”The lessons learned from the health care debate appeared most starkly one day when Mr. Barr and his team of lawyers trekked to the Senate with boxloads of binders filled with rebuttals for hundreds of Republican amendments to the regulatory overhaul.
As it turned out, the preparation wasn't needed. Before Senate Banking Committee Chairman Chris Dodd (D., Conn.) gaveled the session open, his Republican counterpart, Sen. Richard Shelby (R., Ala.), withdrew a mountain of Republican proposals, worried that in several cases they contradicted each other. In 21 minutes, a showdown expected to last weeks was over.“
I wonder if there are many Americans like me -- waiting until there is some reform of Wall Street before investing any money? To be honest, what is being proposed may not be enough for me. That would be because whenever I research a blog about the economy, I come across stuff like this:

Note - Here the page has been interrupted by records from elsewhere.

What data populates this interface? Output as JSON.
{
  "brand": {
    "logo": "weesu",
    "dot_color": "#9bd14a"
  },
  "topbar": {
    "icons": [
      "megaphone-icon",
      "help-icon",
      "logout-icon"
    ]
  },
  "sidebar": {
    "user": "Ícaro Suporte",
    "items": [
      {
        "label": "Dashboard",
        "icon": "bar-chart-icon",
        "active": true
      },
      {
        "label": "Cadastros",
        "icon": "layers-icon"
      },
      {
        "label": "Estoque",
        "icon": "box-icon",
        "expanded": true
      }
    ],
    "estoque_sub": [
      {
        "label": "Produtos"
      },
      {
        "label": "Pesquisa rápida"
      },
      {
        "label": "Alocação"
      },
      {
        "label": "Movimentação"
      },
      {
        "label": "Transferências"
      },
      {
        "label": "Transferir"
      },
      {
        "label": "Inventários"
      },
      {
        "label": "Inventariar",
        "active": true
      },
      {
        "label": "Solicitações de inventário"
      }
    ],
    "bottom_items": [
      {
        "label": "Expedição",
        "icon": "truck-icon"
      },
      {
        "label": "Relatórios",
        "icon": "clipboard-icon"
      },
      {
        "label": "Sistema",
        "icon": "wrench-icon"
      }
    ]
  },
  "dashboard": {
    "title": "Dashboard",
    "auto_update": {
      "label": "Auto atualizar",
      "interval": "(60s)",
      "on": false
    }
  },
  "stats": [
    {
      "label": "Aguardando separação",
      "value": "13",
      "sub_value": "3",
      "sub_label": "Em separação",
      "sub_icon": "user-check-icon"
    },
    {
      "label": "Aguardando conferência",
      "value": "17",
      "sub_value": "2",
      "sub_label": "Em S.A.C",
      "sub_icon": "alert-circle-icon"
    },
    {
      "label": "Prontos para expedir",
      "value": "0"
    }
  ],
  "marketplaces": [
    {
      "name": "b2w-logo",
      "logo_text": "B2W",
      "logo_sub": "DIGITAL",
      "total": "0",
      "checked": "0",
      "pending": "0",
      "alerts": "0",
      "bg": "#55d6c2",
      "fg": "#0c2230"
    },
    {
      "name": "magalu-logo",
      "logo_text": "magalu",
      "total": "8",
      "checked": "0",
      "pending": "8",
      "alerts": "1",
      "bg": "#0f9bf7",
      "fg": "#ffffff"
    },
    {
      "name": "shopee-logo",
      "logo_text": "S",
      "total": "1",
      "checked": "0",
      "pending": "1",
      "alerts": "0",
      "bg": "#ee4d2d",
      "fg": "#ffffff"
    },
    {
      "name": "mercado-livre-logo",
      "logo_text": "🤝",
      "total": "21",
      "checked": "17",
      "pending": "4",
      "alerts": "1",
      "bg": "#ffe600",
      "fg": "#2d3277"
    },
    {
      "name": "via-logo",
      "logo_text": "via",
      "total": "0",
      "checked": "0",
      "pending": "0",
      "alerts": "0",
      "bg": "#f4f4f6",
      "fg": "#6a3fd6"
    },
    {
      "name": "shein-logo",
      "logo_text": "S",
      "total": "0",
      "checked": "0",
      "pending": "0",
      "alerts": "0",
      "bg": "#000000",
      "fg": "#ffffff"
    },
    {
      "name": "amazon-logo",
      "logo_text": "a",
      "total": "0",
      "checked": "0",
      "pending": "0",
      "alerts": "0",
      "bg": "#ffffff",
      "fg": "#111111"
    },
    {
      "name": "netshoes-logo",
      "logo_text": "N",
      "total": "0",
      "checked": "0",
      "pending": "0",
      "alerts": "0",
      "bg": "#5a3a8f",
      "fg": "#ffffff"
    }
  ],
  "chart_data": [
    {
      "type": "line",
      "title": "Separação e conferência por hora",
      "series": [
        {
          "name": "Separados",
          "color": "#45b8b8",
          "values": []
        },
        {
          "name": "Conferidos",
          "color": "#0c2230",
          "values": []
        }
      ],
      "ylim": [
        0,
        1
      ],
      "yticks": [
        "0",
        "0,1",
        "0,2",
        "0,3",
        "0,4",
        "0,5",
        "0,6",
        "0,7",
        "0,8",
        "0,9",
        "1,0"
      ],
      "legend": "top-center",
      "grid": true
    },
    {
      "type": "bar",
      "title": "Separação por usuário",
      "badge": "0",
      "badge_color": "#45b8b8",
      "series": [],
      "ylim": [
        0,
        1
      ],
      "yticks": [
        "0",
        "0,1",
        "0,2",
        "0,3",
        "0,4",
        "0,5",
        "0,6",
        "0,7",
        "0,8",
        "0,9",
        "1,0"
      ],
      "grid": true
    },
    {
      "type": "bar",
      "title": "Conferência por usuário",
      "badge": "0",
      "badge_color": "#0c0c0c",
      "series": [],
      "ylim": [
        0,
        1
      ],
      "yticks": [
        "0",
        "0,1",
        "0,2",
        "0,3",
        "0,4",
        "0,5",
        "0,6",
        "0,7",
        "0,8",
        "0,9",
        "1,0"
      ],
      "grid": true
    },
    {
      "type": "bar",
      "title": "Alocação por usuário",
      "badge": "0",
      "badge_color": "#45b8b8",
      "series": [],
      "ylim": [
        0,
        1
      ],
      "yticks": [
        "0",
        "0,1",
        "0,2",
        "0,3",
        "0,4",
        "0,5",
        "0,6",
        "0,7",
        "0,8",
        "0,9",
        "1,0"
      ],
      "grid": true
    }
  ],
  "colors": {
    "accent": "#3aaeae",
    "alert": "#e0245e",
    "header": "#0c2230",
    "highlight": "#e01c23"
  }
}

After hearing that, I, of course, went right to Wikipedia to check out Mr. Black. Interesting fellow. And he emphasizes the part of all this that I just can’t get past.
”Black asserted that the banking crisis in the United States that started in late 2008 is essentially a big Ponzi scheme; that the "liar loans" and other financial tricks were essentially illegal frauds; and that the triple-A ratings given to these loans was part of a criminal cover-up.“
I get a bad feeling when I hear about something called a “liar loan”. It reminds me of Michael Milken and “junk bonds”. But the one that makes me think it’s outright fraud is the triple-A ratings. Why not a B rating? Or a A? Or even a double A? And the answer I keep coming up with is that only the “pros” play around with those ratings. The professional risk takers. The people that are trying to minimize risk -- the pension funds, the municipalities, the retirees, etc. -- want the triple-A rating. In other words, the only way to get the big money to invest in your piece of junk is to get a triple-A rating.
Maybe I’m wrong. Money is not my forte. But there’s the rub. For me to invest my money I have to trust. Controllers know a little about trust. It’s why we teach controller trainees not to lie. Pilots have to believe us -- they have to trust us -- or we can’t do our jobs. Too bad the folks on Wall Street don’t seem to understand that.
May 22, 2010